How to make Swedish root vegetable mash

How to make Swedish root vegetable mash
Photo: John Duxbury/Swedish Food
Mashed root vegetables make a warming wintery side to go with venison, ham and knäckebröd, or even fish. Food writer John Duxbury explains why he loves this popular side dish.

Swedes don’t tend to go in for cooked vegetables. In the days when I looked after Swedish students visiting the UK I was always listening to moans about why Brits insisted on cooking vegetables. My answers never really satisfied the students. 

One of the exceptions is rotmos (root mash), which Swedes prepare with care and pride. 

Parsnips, swede, turnips and Hamburg parsley are all used for the base, or indeed a combination of the four. For some reason that I’ve not understood, Hamburg parsley is particularly popular in Denmark and so inevitably it is often used in southern Sweden. I don’t often see it in supermarkets elsewhere, but if you have an allotment or space in your garden it is worth growing for a nice change.


Serves: 4

Preparation time: 5 minutes

Cooking time: 55 minutes


1 kg (2 lb) Hamburg parsley, swede, parsnip or turnip

Salt and freshly ground black pepper

2 carrots (optional)

600 g (1¼ lb) floury potatoes

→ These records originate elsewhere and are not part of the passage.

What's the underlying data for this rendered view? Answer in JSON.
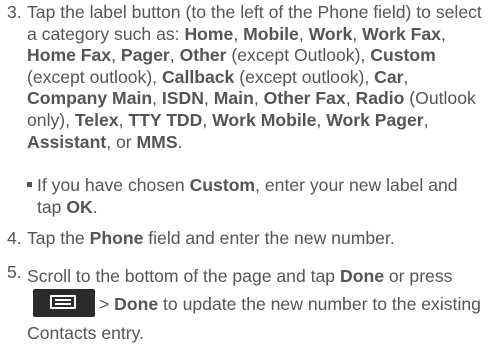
{
  "step3": {
    "num": "3.",
    "t1": "Tap the label button (to the left of the Phone field) to select a category such as: ",
    "home": "Home",
    "c1": ", ",
    "mobile": "Mobile",
    "c2": ", ",
    "work": "Work",
    "c3": ", ",
    "work_fax": "Work Fax",
    "c4": ", ",
    "home_fax": "Home Fax",
    "c5": ", ",
    "pager": "Pager",
    "c6": ", ",
    "other": "Other",
    "n1": " (except Outlook), ",
    "custom": "Custom",
    "n2": " (except outlook), ",
    "callback": "Callback",
    "n3": " (except outlook), ",
    "car": "Car",
    "c7": ", ",
    "company_main": "Company Main",
    "c8": ", ",
    "isdn": "ISDN",
    "c9": ", ",
    "main": "Main",
    "c10": ", ",
    "other_fax": "Other Fax",
    "c11": ", ",
    "radio": "Radio",
    "n4": " (Outlook only), ",
    "telex": "Telex",
    "c12": ", ",
    "tty_tdd": "TTY TDD",
    "c13": ", ",
    "work_mobile": "Work Mobile",
    "c14": ", ",
    "work_pager": "Work Pager",
    "c15": ", ",
    "assistant": "Assistant",
    "n5": ", or ",
    "mms": "MMS",
    "end": "."
  },
  "sub": {
    "t1": "If you have chosen ",
    "custom": "Custom",
    "t2": ", enter your new label and tap ",
    "ok": "OK",
    "end": "."
  },
  "step4": {
    "num": "4.",
    "t1": "Tap the ",
    "phone": "Phone",
    "t2": " field and enter the new number."
  },
  "step5": {
    "num": "5.",
    "t1": "Scroll to the bottom of the page and tap ",
    "done1": "Done",
    "t2": " or press ",
    "sep": "> ",
    "done2": "Done",
    "t3": " to update the new number to the existing Contacts entry."
  },
  "icons": {
    "menu_key": "menu-key-icon"
  },
  "colors": {
    "text": "#555555",
    "key_bg": "#2b2b2b"
  }
}
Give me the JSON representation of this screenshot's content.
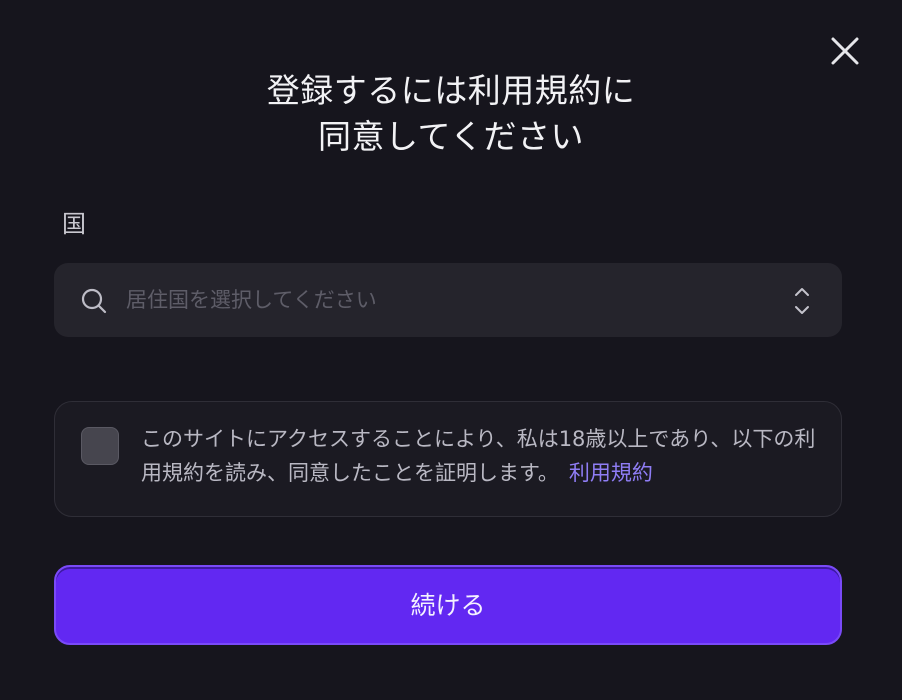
{
  "dialog": {
    "title_line1": "登録するには利用規約に",
    "title_line2": "同意してください"
  },
  "country": {
    "label": "国",
    "placeholder": "居住国を選択してください",
    "value": ""
  },
  "terms": {
    "text": "このサイトにアクセスすることにより、私は18歳以上であり、以下の利用規約を読み、同意したことを証明します。",
    "link_label": "利用規約",
    "checked": false
  },
  "actions": {
    "continue_label": "続ける"
  },
  "colors": {
    "background": "#16151d",
    "accent": "#6228f2",
    "link": "#8f7df5"
  },
  "icons": [
    "close-icon",
    "search-icon",
    "chevron-up-down-icon"
  ]
}
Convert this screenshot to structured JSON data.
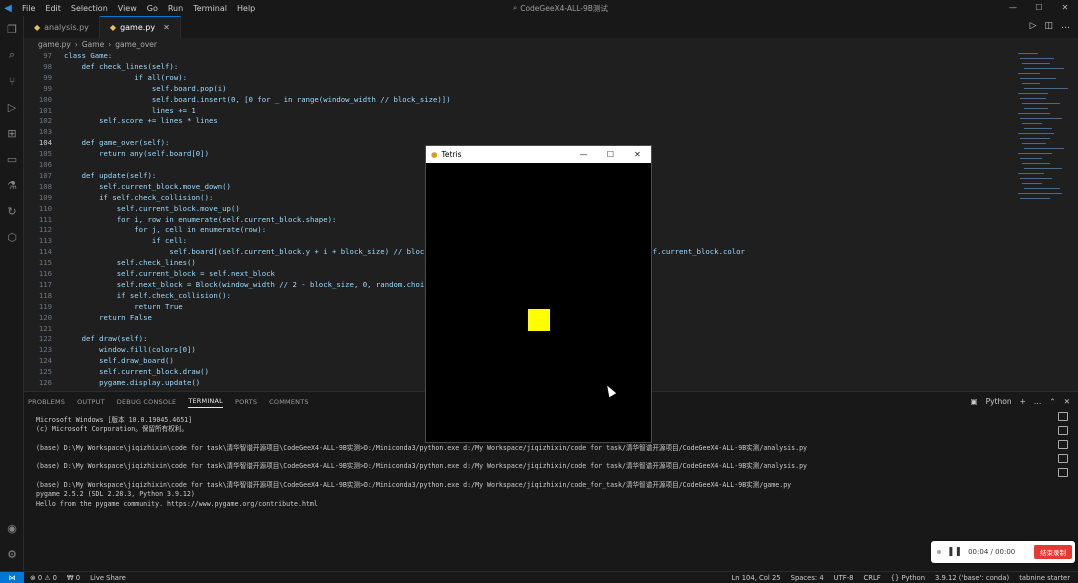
{
  "titlebar": {
    "menu": [
      "File",
      "Edit",
      "Selection",
      "View",
      "Go",
      "Run",
      "Terminal",
      "Help"
    ],
    "command_center": "CodeGeeX4-ALL-9B测试",
    "controls": [
      "—",
      "☐",
      "✕"
    ]
  },
  "activity_icons": [
    "files-icon",
    "search-icon",
    "source-control-icon",
    "run-debug-icon",
    "extensions-icon",
    "remote-explorer-icon",
    "testing-icon",
    "liveshare-icon",
    "codegeex-icon"
  ],
  "tabs": [
    {
      "label": "analysis.py",
      "active": false
    },
    {
      "label": "game.py",
      "active": true
    }
  ],
  "breadcrumb": [
    "game.py",
    "Game",
    "game_over"
  ],
  "editor": {
    "lines": [
      {
        "n": "97",
        "text": "class Game:"
      },
      {
        "n": "98",
        "text": "    def check_lines(self):"
      },
      {
        "n": "99",
        "text": "                if all(row):"
      },
      {
        "n": "99",
        "text": "                    self.board.pop(i)"
      },
      {
        "n": "100",
        "text": "                    self.board.insert(0, [0 for _ in range(window_width // block_size)])"
      },
      {
        "n": "101",
        "text": "                    lines += 1"
      },
      {
        "n": "102",
        "text": "        self.score += lines * lines"
      },
      {
        "n": "103",
        "text": ""
      },
      {
        "n": "104",
        "text": "    def game_over(self):"
      },
      {
        "n": "105",
        "text": "        return any(self.board[0])"
      },
      {
        "n": "106",
        "text": ""
      },
      {
        "n": "107",
        "text": "    def update(self):"
      },
      {
        "n": "108",
        "text": "        self.current_block.move_down()"
      },
      {
        "n": "109",
        "text": "        if self.check_collision():"
      },
      {
        "n": "110",
        "text": "            self.current_block.move_up()"
      },
      {
        "n": "111",
        "text": "            for i, row in enumerate(self.current_block.shape):"
      },
      {
        "n": "112",
        "text": "                for j, cell in enumerate(row):"
      },
      {
        "n": "113",
        "text": "                    if cell:"
      },
      {
        "n": "114",
        "text": "                        self.board[(self.current_block.y + i + block_size) // block_                                    ck_size] = self.current_block.color"
      },
      {
        "n": "115",
        "text": "            self.check_lines()"
      },
      {
        "n": "116",
        "text": "            self.current_block = self.next_block"
      },
      {
        "n": "117",
        "text": "            self.next_block = Block(window_width // 2 - block_size, 0, random.choic"
      },
      {
        "n": "118",
        "text": "            if self.check_collision():"
      },
      {
        "n": "119",
        "text": "                return True"
      },
      {
        "n": "120",
        "text": "        return False"
      },
      {
        "n": "121",
        "text": ""
      },
      {
        "n": "122",
        "text": "    def draw(self):"
      },
      {
        "n": "123",
        "text": "        window.fill(colors[0])"
      },
      {
        "n": "124",
        "text": "        self.draw_board()"
      },
      {
        "n": "125",
        "text": "        self.current_block.draw()"
      },
      {
        "n": "126",
        "text": "        pygame.display.update()"
      },
      {
        "n": "127",
        "text": ""
      }
    ],
    "current_line": "104"
  },
  "panel": {
    "tabs": [
      "PROBLEMS",
      "OUTPUT",
      "DEBUG CONSOLE",
      "TERMINAL",
      "PORTS",
      "COMMENTS"
    ],
    "active_tab": "TERMINAL",
    "shell_label": "Python",
    "terminal_lines": [
      "Microsoft Windows [版本 10.0.19045.4651]",
      "(c) Microsoft Corporation。保留所有权利。",
      "",
      "(base) D:\\My Workspace\\jiqizhixin\\code for task\\清华智谱开源项目\\CodeGeeX4-ALL-9B实测>D:/Miniconda3/python.exe d:/My Workspace/jiqizhixin/code for task/清华智谱开源项目/CodeGeeX4-ALL-9B实测/analysis.py",
      "",
      "(base) D:\\My Workspace\\jiqizhixin\\code for task\\清华智谱开源项目\\CodeGeeX4-ALL-9B实测>D:/Miniconda3/python.exe d:/My Workspace/jiqizhixin/code for task/清华智谱开源项目/CodeGeeX4-ALL-9B实测/analysis.py",
      "",
      "(base) D:\\My Workspace\\jiqizhixin\\code for task\\清华智谱开源项目\\CodeGeeX4-ALL-9B实测>D:/Miniconda3/python.exe d:/My Workspace/jiqizhixin/code_for_task/清华智谱开源项目/CodeGeeX4-ALL-9B实测/game.py",
      "pygame 2.5.2 (SDL 2.28.3, Python 3.9.12)",
      "Hello from the pygame community. https://www.pygame.org/contribute.html"
    ]
  },
  "statusbar": {
    "left": [
      "⊗ 0 ⚠ 0",
      "₩ 0",
      "Live Share"
    ],
    "right": [
      "Ln 104, Col 25",
      "Spaces: 4",
      "UTF-8",
      "CRLF",
      "{} Python",
      "3.9.12 ('base': conda)",
      "tabnine starter"
    ]
  },
  "tetris_window": {
    "title": "Tetris",
    "block_color": "#ffff00"
  },
  "recorder": {
    "time": "00:04 / 00:00",
    "stop_label": "结束录制"
  },
  "colors": {
    "accent": "#0078d4",
    "editor_bg": "#1f1f1f",
    "panel_bg": "#181818"
  }
}
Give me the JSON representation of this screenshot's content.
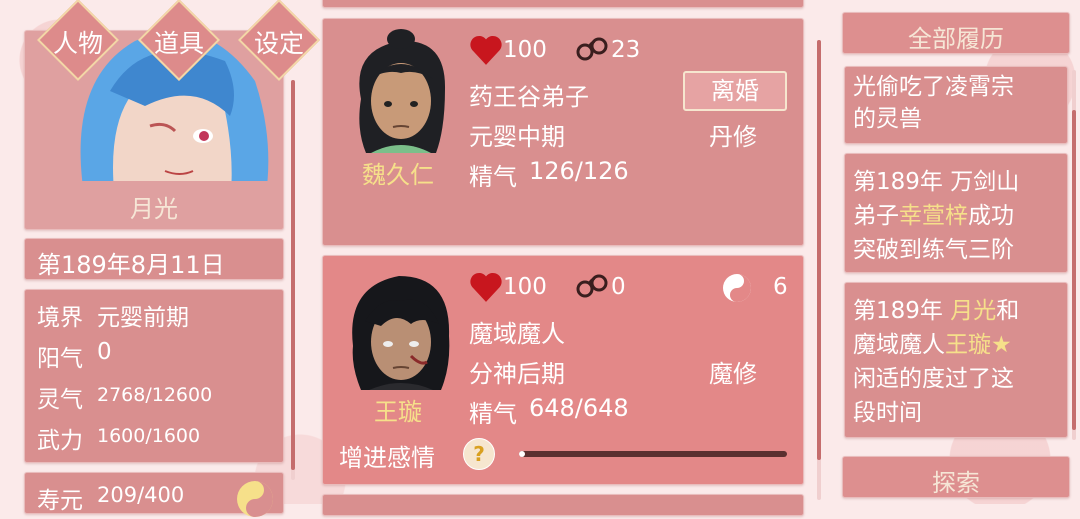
{
  "nav": {
    "characters": "人物",
    "items": "道具",
    "settings": "设定"
  },
  "player": {
    "name": "月光",
    "date": "第189年8月11日",
    "realm_label": "境界",
    "realm_value": "元婴前期",
    "yang_label": "阳气",
    "yang_value": "0",
    "spirit_label": "灵气",
    "spirit_value": "2768/12600",
    "force_label": "武力",
    "force_value": "1600/1600",
    "lifespan_label": "寿元",
    "lifespan_value": "209/400"
  },
  "cards": [
    {
      "name": "魏久仁",
      "hp": "100",
      "bond": "23",
      "identity": "药王谷弟子",
      "stage": "元婴中期",
      "path": "丹修",
      "essence_label": "精气",
      "essence_value": "126/126",
      "action": "离婚"
    },
    {
      "name": "王璇",
      "hp": "100",
      "bond": "0",
      "yin_yang": "6",
      "identity": "魔域魔人",
      "stage": "分神后期",
      "path": "魔修",
      "essence_label": "精气",
      "essence_value": "648/648",
      "affection_label": "增进感情",
      "help": "?",
      "affection_progress": 0.02
    }
  ],
  "history": {
    "title": "全部履历",
    "entry1": [
      "光偷吃了凌霄宗",
      "的灵兽"
    ],
    "entry2": {
      "line1": "第189年 万剑山",
      "line2_pre": "弟子",
      "line2_name": "幸萱梓",
      "line2_post": "成功",
      "line3": "突破到练气三阶"
    },
    "entry3": {
      "line1_pre": "第189年 ",
      "line1_name": "月光",
      "line1_post": "和",
      "line2_pre": "魔域魔人",
      "line2_name": "王璇★",
      "line3": "闲适的度过了这",
      "line4": "段时间"
    },
    "explore": "探索"
  },
  "colors": {
    "panel": "#d98f8f",
    "panel_active": "#e38888",
    "gold_text": "#f6e08a",
    "heart": "#c8161e",
    "background": "#fbeaea"
  }
}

1-2 tbsp butter or margarine (optional)


1. Peel the vegetables. Cut them into large evenly sized pieces, about 4 cm across.

2. Place the Hamburg parsley, swede, parsnip or turnip into a saucepan and cover with lightly salted water. Bring to the boil and simmer for about 30 minutes.

3. Add the carrots and simmer for another ten minutes.

4. Add the potatoes and let everything boil together for about 15 minutes, until the potatoes are soft, without disintegrating.

5. Drain the vegetables but keep the broth.

6. Mash the potatoes with a potato masher or using a hand-held electric whisk. Whisk in some butter, if using, and then a little of the reserved broth until you have the right consistency to go with the rest of the meal. Have a taste and season with a little more salt, freshly ground black pepper and more butter, if desired.  


• Carrots are optional but are worth adding for a little extra colour and flavour.

• You can add some milk or even cream for a richer rotmos.

Recipe courtesy of John Duxbury, founder and editor of Swedish Food.